George Mercer must have really loved his own name, for in his 1910 household, along with his second wife Lillian and their infant son John plus the motherless son Hugh, there were two other sons, both named George. There was seventeen year old son George A. And there was second son George W., four years younger than his brother with the same given name. Two sons named George. What was up with that?
It took some additional digging through records to discover that son number one had the full name George Anderson Mercer—like his father and his father before him. The second son, apparently, was named after his mother's father's full name: George Walter Mercer.
I tried to find some explanation for such an odd choice for naming two brothers. I thought perhaps Mary had named her second son this because his birth coincided with her father's passing. But nope, the original George Walter died in 1888, while Mary's son George Walter Mercer was born nearly ten years later.
Determined to strike out in the wild nether regions of the Internet to find an answer to this puzzle, I turned first to the newspaper archival services I use. I started with a general search and looked for the name George Mercer. I left the parameters wide open—after all, I wasn't just looking for a birth announcement or obituary—and set the only delimiters as the state where they lived (Georgia).
Imagine my surprise when one of the first results that turned up in my search was an article headlined, "Ransom Delivered for Mercer Kin."
The 1980 article was about someone named George Mercer IV. Datelined Savannah, Georgia, the report continued,

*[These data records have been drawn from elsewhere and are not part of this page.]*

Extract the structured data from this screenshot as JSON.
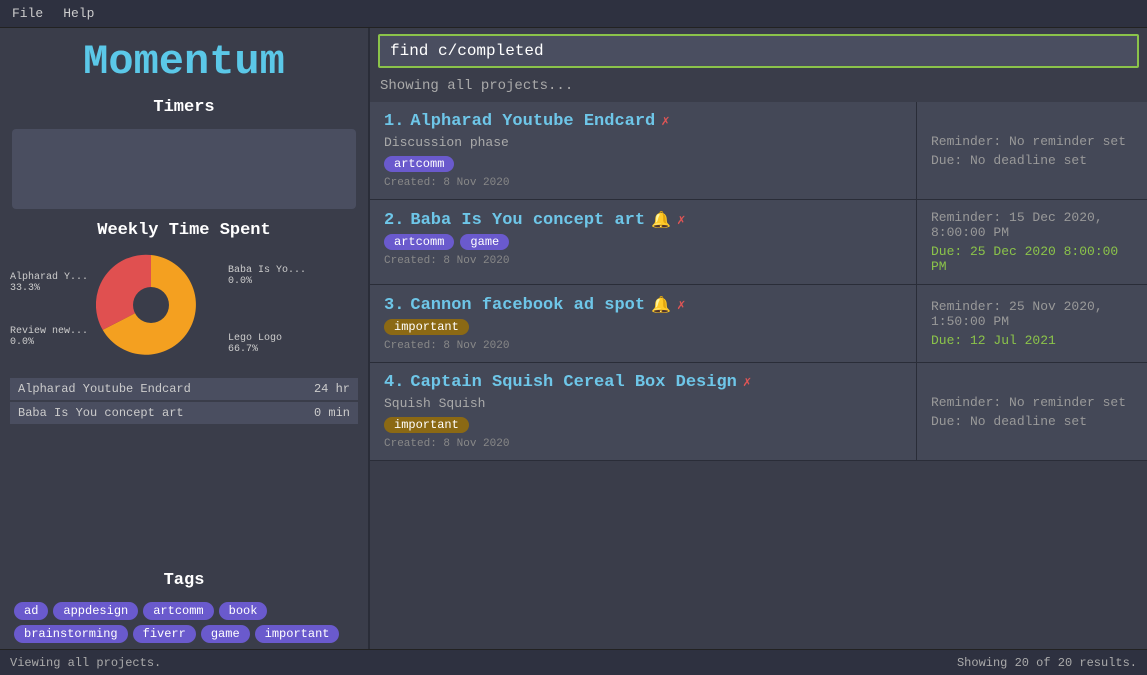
{
  "menubar": {
    "items": [
      "File",
      "Help"
    ]
  },
  "sidebar": {
    "title": "Momentum",
    "timers_label": "Timers",
    "weekly_label": "Weekly Time Spent",
    "tags_label": "Tags",
    "pie": {
      "segments": [
        {
          "label": "Alpharad Y...",
          "pct": "33.3%",
          "color": "#e05050",
          "degrees": 120
        },
        {
          "label": "Baba Is Yo...",
          "pct": "0.0%",
          "color": "#f4b942",
          "degrees": 2
        },
        {
          "label": "Lego Logo",
          "pct": "66.7%",
          "color": "#f4a020",
          "degrees": 240
        },
        {
          "label": "Review new...",
          "pct": "0.0%",
          "color": "#cc3333",
          "degrees": 2
        }
      ]
    },
    "time_rows": [
      {
        "project": "Alpharad Youtube Endcard",
        "time": "24 hr"
      },
      {
        "project": "Baba Is You concept art",
        "time": "0 min"
      }
    ],
    "tags": [
      "ad",
      "appdesign",
      "artcomm",
      "book",
      "brainstorming",
      "fiverr",
      "game",
      "important"
    ]
  },
  "content": {
    "search_value": "find c/completed",
    "showing_label": "Showing all projects...",
    "projects": [
      {
        "number": "1",
        "title": "Alpharad Youtube Endcard",
        "has_bell": false,
        "has_x": true,
        "subtitle": "Discussion phase",
        "tags": [
          {
            "label": "artcomm",
            "type": "purple"
          }
        ],
        "created": "Created: 8 Nov 2020",
        "reminder": "Reminder: No reminder set",
        "due": "Due: No deadline set",
        "due_color": "neutral"
      },
      {
        "number": "2",
        "title": "Baba Is You concept art",
        "has_bell": true,
        "has_x": true,
        "subtitle": "",
        "tags": [
          {
            "label": "artcomm",
            "type": "purple"
          },
          {
            "label": "game",
            "type": "purple"
          }
        ],
        "created": "Created: 8 Nov 2020",
        "reminder": "Reminder: 15 Dec 2020, 8:00:00 PM",
        "due": "Due: 25 Dec 2020 8:00:00 PM",
        "due_color": "green"
      },
      {
        "number": "3",
        "title": "Cannon facebook ad spot",
        "has_bell": true,
        "has_x": true,
        "subtitle": "",
        "tags": [
          {
            "label": "important",
            "type": "important"
          }
        ],
        "created": "Created: 8 Nov 2020",
        "reminder": "Reminder: 25 Nov 2020, 1:50:00 PM",
        "due": "Due: 12 Jul 2021",
        "due_color": "green"
      },
      {
        "number": "4",
        "title": "Captain Squish Cereal Box Design",
        "has_bell": false,
        "has_x": true,
        "subtitle": "Squish Squish",
        "tags": [
          {
            "label": "important",
            "type": "important"
          }
        ],
        "created": "Created: 8 Nov 2020",
        "reminder": "Reminder: No reminder set",
        "due": "Due: No deadline set",
        "due_color": "neutral"
      }
    ]
  },
  "statusbar": {
    "left": "Viewing all projects.",
    "right": "Showing 20 of 20 results."
  }
}
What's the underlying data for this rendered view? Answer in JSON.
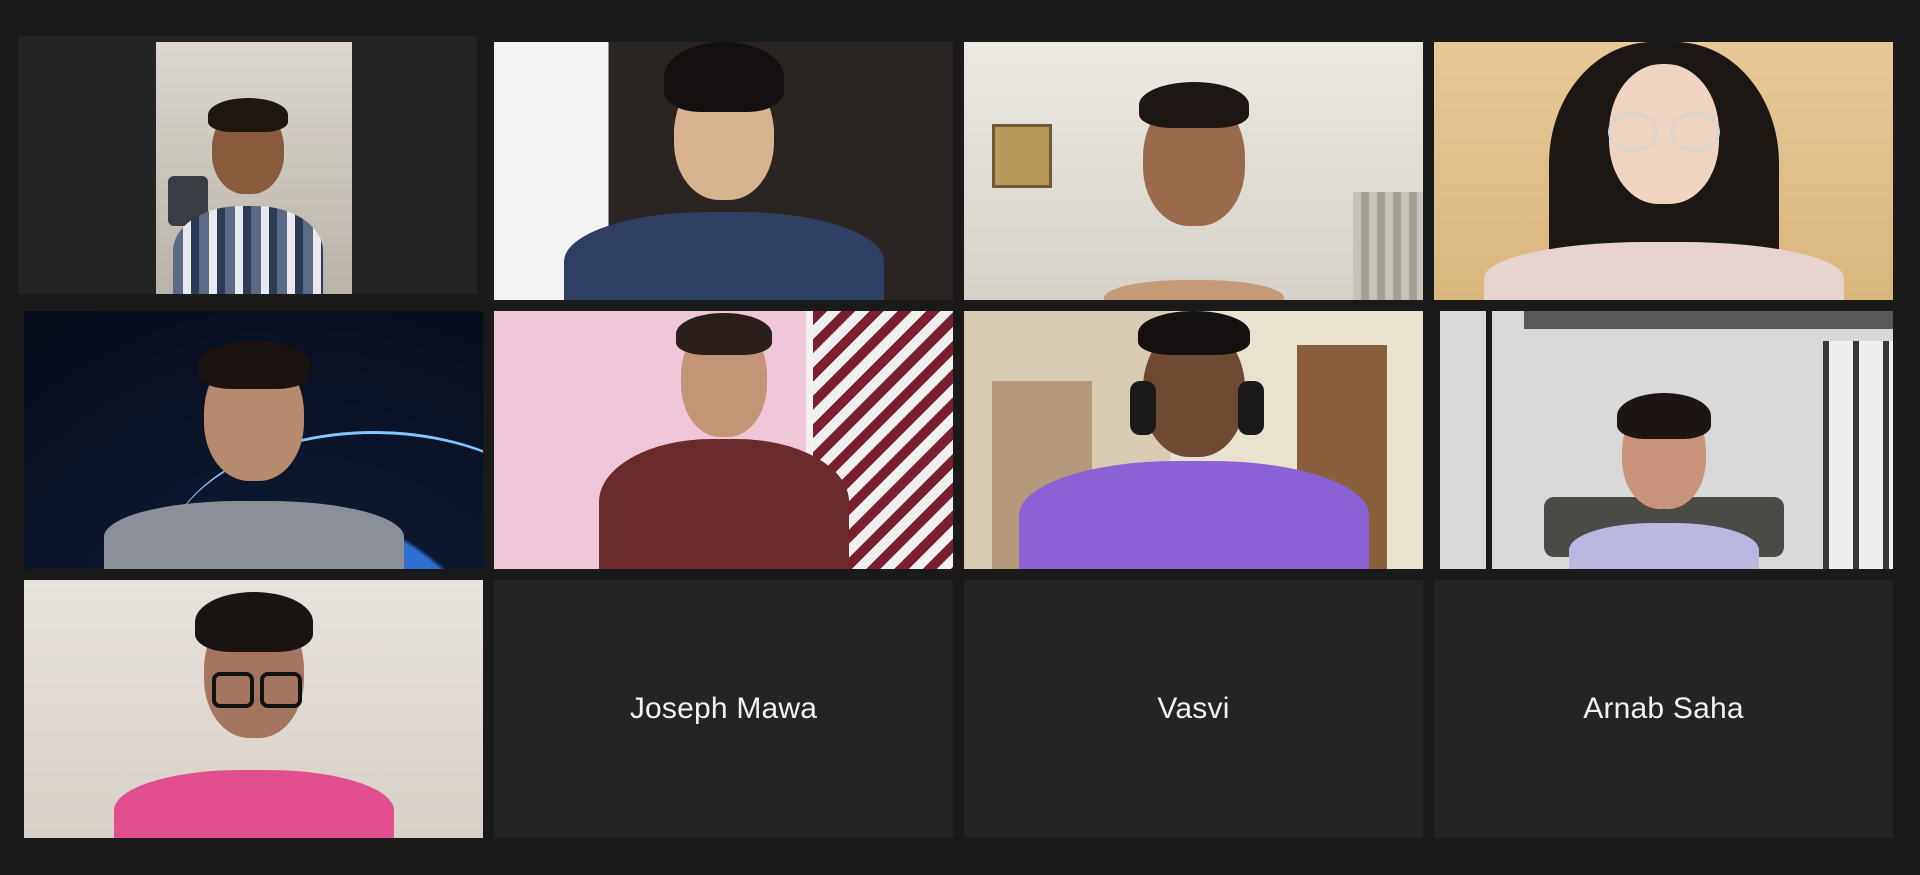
{
  "meeting": {
    "participants": [
      {
        "id": "p1",
        "type": "video",
        "active_speaker": true
      },
      {
        "id": "p2",
        "type": "video"
      },
      {
        "id": "p3",
        "type": "video"
      },
      {
        "id": "p4",
        "type": "video"
      },
      {
        "id": "p5",
        "type": "video"
      },
      {
        "id": "p6",
        "type": "video"
      },
      {
        "id": "p7",
        "type": "video"
      },
      {
        "id": "p8",
        "type": "video"
      },
      {
        "id": "p9",
        "type": "video"
      },
      {
        "id": "p10",
        "type": "name",
        "name": "Joseph Mawa"
      },
      {
        "id": "p11",
        "type": "name",
        "name": "Vasvi"
      },
      {
        "id": "p12",
        "type": "name",
        "name": "Arnab Saha"
      }
    ]
  },
  "colors": {
    "background": "#1a1a1a",
    "tile": "#242424",
    "active_speaker_border": "#d9e35c",
    "name_text": "#f2f2f2"
  }
}
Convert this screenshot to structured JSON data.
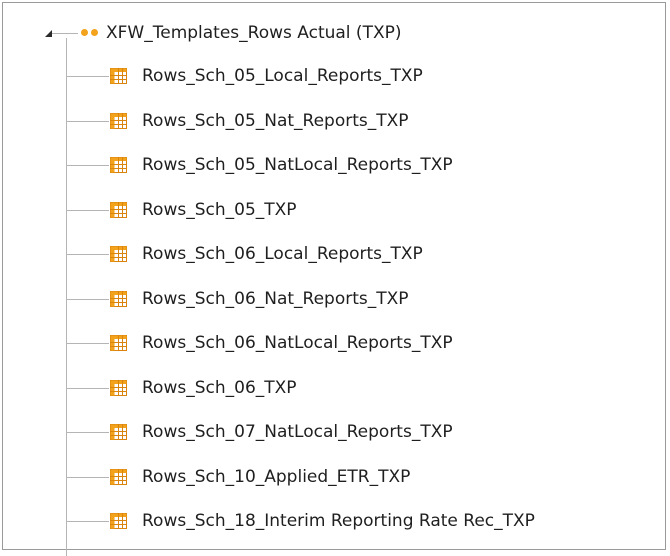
{
  "tree": {
    "root": {
      "label": "XFW_Templates_Rows Actual (TXP)",
      "icon": "rows-folder-dots-icon",
      "expanded": true
    },
    "items": [
      {
        "label": "Rows_Sch_05_Local_Reports_TXP",
        "icon": "table-icon"
      },
      {
        "label": "Rows_Sch_05_Nat_Reports_TXP",
        "icon": "table-icon"
      },
      {
        "label": "Rows_Sch_05_NatLocal_Reports_TXP",
        "icon": "table-icon"
      },
      {
        "label": "Rows_Sch_05_TXP",
        "icon": "table-icon"
      },
      {
        "label": "Rows_Sch_06_Local_Reports_TXP",
        "icon": "table-icon"
      },
      {
        "label": "Rows_Sch_06_Nat_Reports_TXP",
        "icon": "table-icon"
      },
      {
        "label": "Rows_Sch_06_NatLocal_Reports_TXP",
        "icon": "table-icon"
      },
      {
        "label": "Rows_Sch_06_TXP",
        "icon": "table-icon"
      },
      {
        "label": "Rows_Sch_07_NatLocal_Reports_TXP",
        "icon": "table-icon"
      },
      {
        "label": "Rows_Sch_10_Applied_ETR_TXP",
        "icon": "table-icon"
      },
      {
        "label": "Rows_Sch_18_Interim Reporting Rate Rec_TXP",
        "icon": "table-icon"
      }
    ]
  },
  "colors": {
    "icon_orange": "#f2a21b",
    "icon_dark_orange": "#d9840f",
    "connector": "#b5b5b5",
    "text": "#1f1f1f",
    "border": "#9a9a9a"
  }
}
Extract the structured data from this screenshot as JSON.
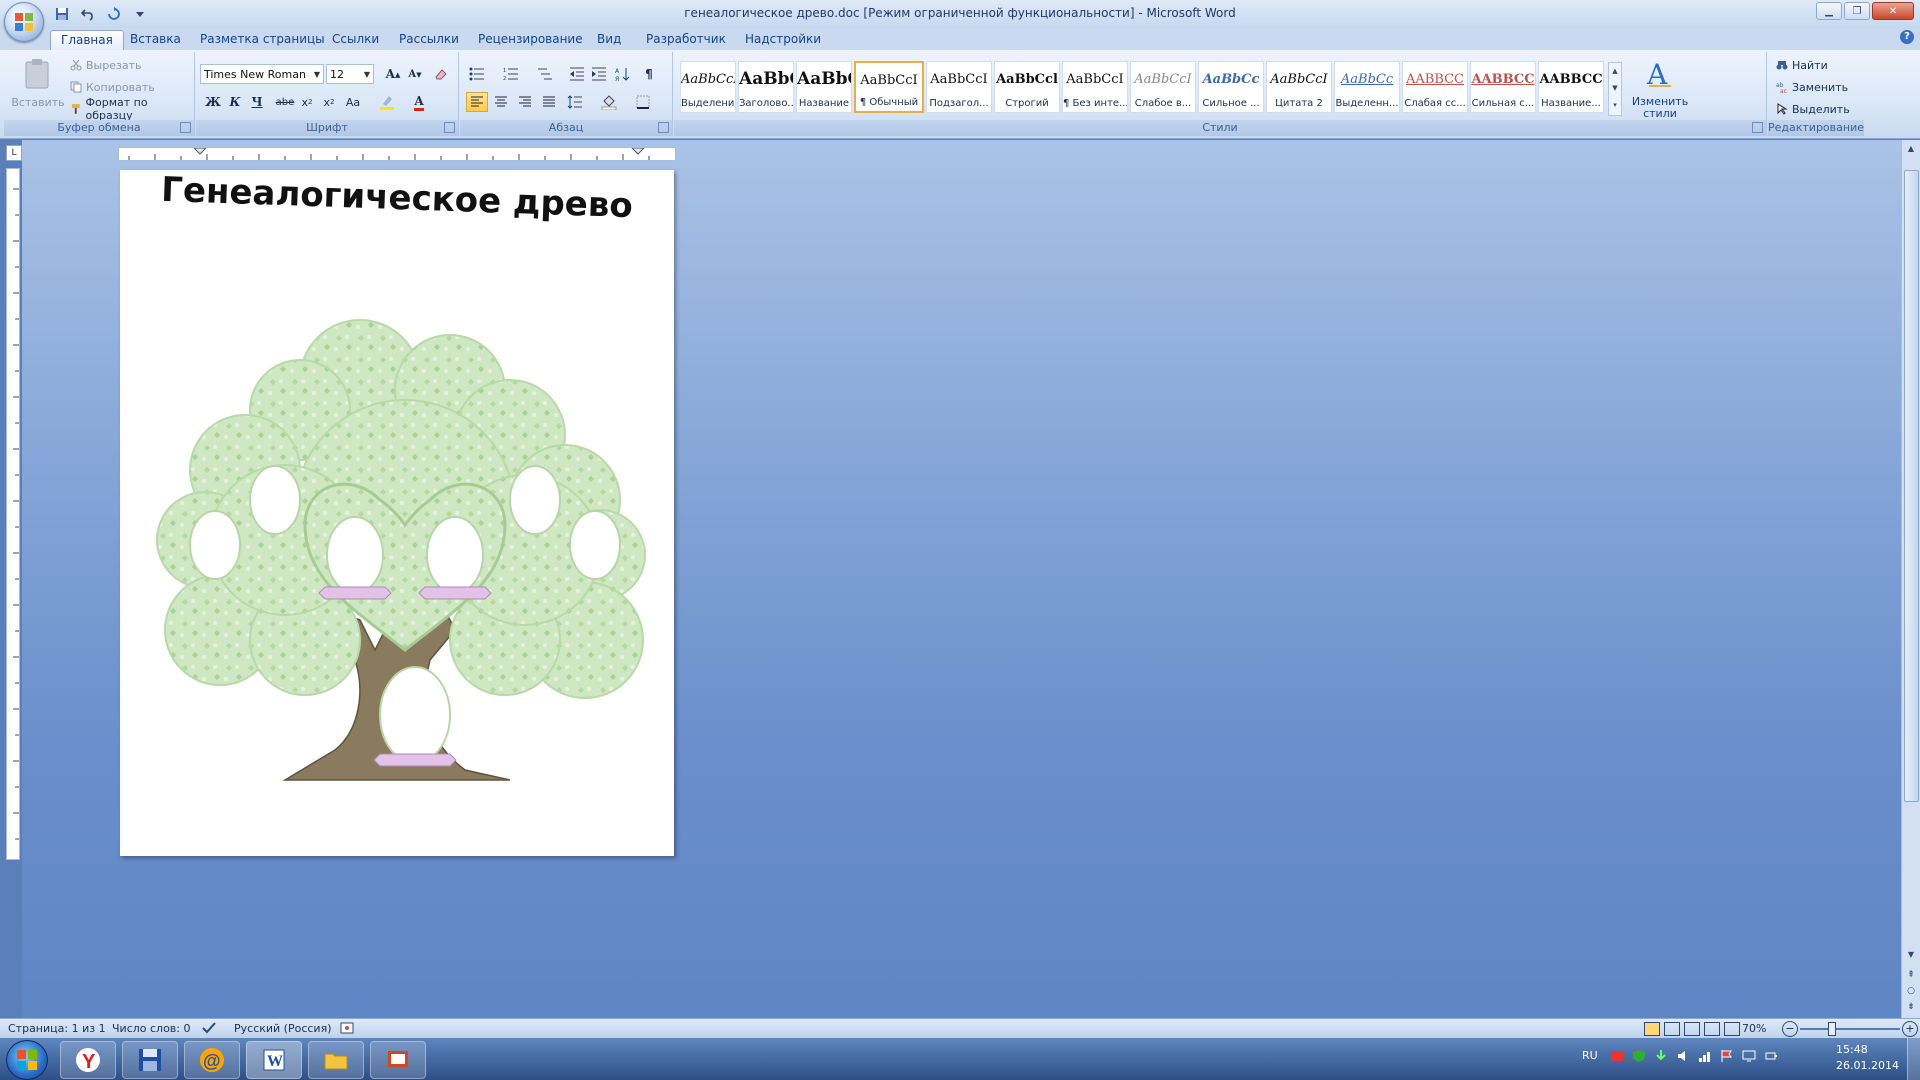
{
  "window": {
    "title": "генеалогическое древо.doc [Режим ограниченной функциональности] - Microsoft Word"
  },
  "tabs": [
    {
      "label": "Главная"
    },
    {
      "label": "Вставка"
    },
    {
      "label": "Разметка страницы"
    },
    {
      "label": "Ссылки"
    },
    {
      "label": "Рассылки"
    },
    {
      "label": "Рецензирование"
    },
    {
      "label": "Вид"
    },
    {
      "label": "Разработчик"
    },
    {
      "label": "Надстройки"
    }
  ],
  "ribbon": {
    "clipboard": {
      "label": "Буфер обмена",
      "paste": "Вставить",
      "cut": "Вырезать",
      "copy": "Копировать",
      "format_painter": "Формат по образцу"
    },
    "font": {
      "label": "Шрифт",
      "font_name": "Times New Roman",
      "font_size": "12"
    },
    "paragraph": {
      "label": "Абзац"
    },
    "styles": {
      "label": "Стили",
      "change_styles": "Изменить стили",
      "items": [
        {
          "sample": "AaBbCcI",
          "name": "Выделение"
        },
        {
          "sample": "AaBbC",
          "name": "Заголово..."
        },
        {
          "sample": "AaBbC",
          "name": "Название"
        },
        {
          "sample": "AaBbCcI",
          "name": "¶ Обычный"
        },
        {
          "sample": "AaBbCcI",
          "name": "Подзагол..."
        },
        {
          "sample": "AaBbCcl",
          "name": "Строгий"
        },
        {
          "sample": "AaBbCcI",
          "name": "¶ Без инте..."
        },
        {
          "sample": "AaBbCcI",
          "name": "Слабое в..."
        },
        {
          "sample": "AaBbCc",
          "name": "Сильное ..."
        },
        {
          "sample": "AaBbCcI",
          "name": "Цитата 2"
        },
        {
          "sample": "AaBbCc",
          "name": "Выделенн..."
        },
        {
          "sample": "AABBCC",
          "name": "Слабая сс..."
        },
        {
          "sample": "AABBCC",
          "name": "Сильная с..."
        },
        {
          "sample": "AABBCC",
          "name": "Название..."
        }
      ]
    },
    "editing": {
      "label": "Редактирование",
      "find": "Найти",
      "replace": "Заменить",
      "select": "Выделить"
    }
  },
  "document": {
    "heading": "Генеалогическое древо"
  },
  "statusbar": {
    "page": "Страница: 1 из 1",
    "words": "Число слов: 0",
    "language": "Русский (Россия)",
    "zoom": "70%"
  },
  "taskbar": {
    "lang": "RU",
    "time": "15:48",
    "date": "26.01.2014"
  },
  "colors": {
    "accent": "#15428b",
    "tree_leaves": "#cfe8c3",
    "tree_trunk": "#8a7a5e",
    "ribbons": "#e2c2e6"
  }
}
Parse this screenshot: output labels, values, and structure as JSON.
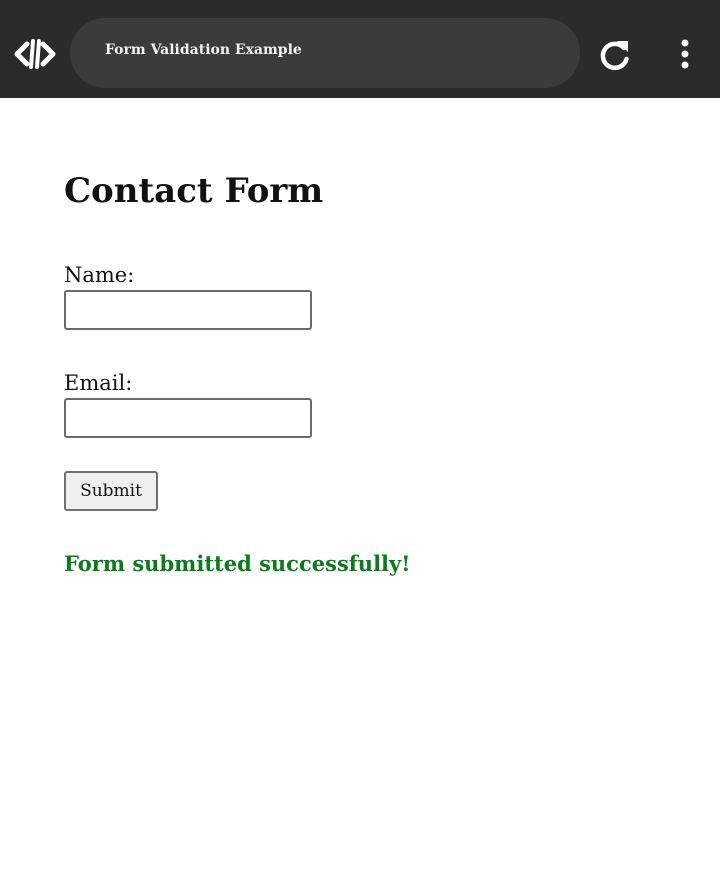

A ransom has been paid for the missing 22-year-old grand-nephew of songwriter Johnny Mercer, a family member revealed Wednesday. Chris Hammond, uncle of George Mercer IV who has been missing since Jan. 29, said a demand for a ransom was received about a week after Mercer disappeared.
Who was George Mercer IV? And did he have anything to do with the multiple Tison descendants by that same name?
There was more than that, though. In finding that newspaper clipping, I discovered it was already too late: I had already fallen down the rabbit hole. Forget all those confusing George Mercers. Now what I wanted most to know was: who was songwriter Johnny Mercer?
Above: 1910 census for the Savannah, Georgia, household of George Mercer; courtesy FamilySearch.org.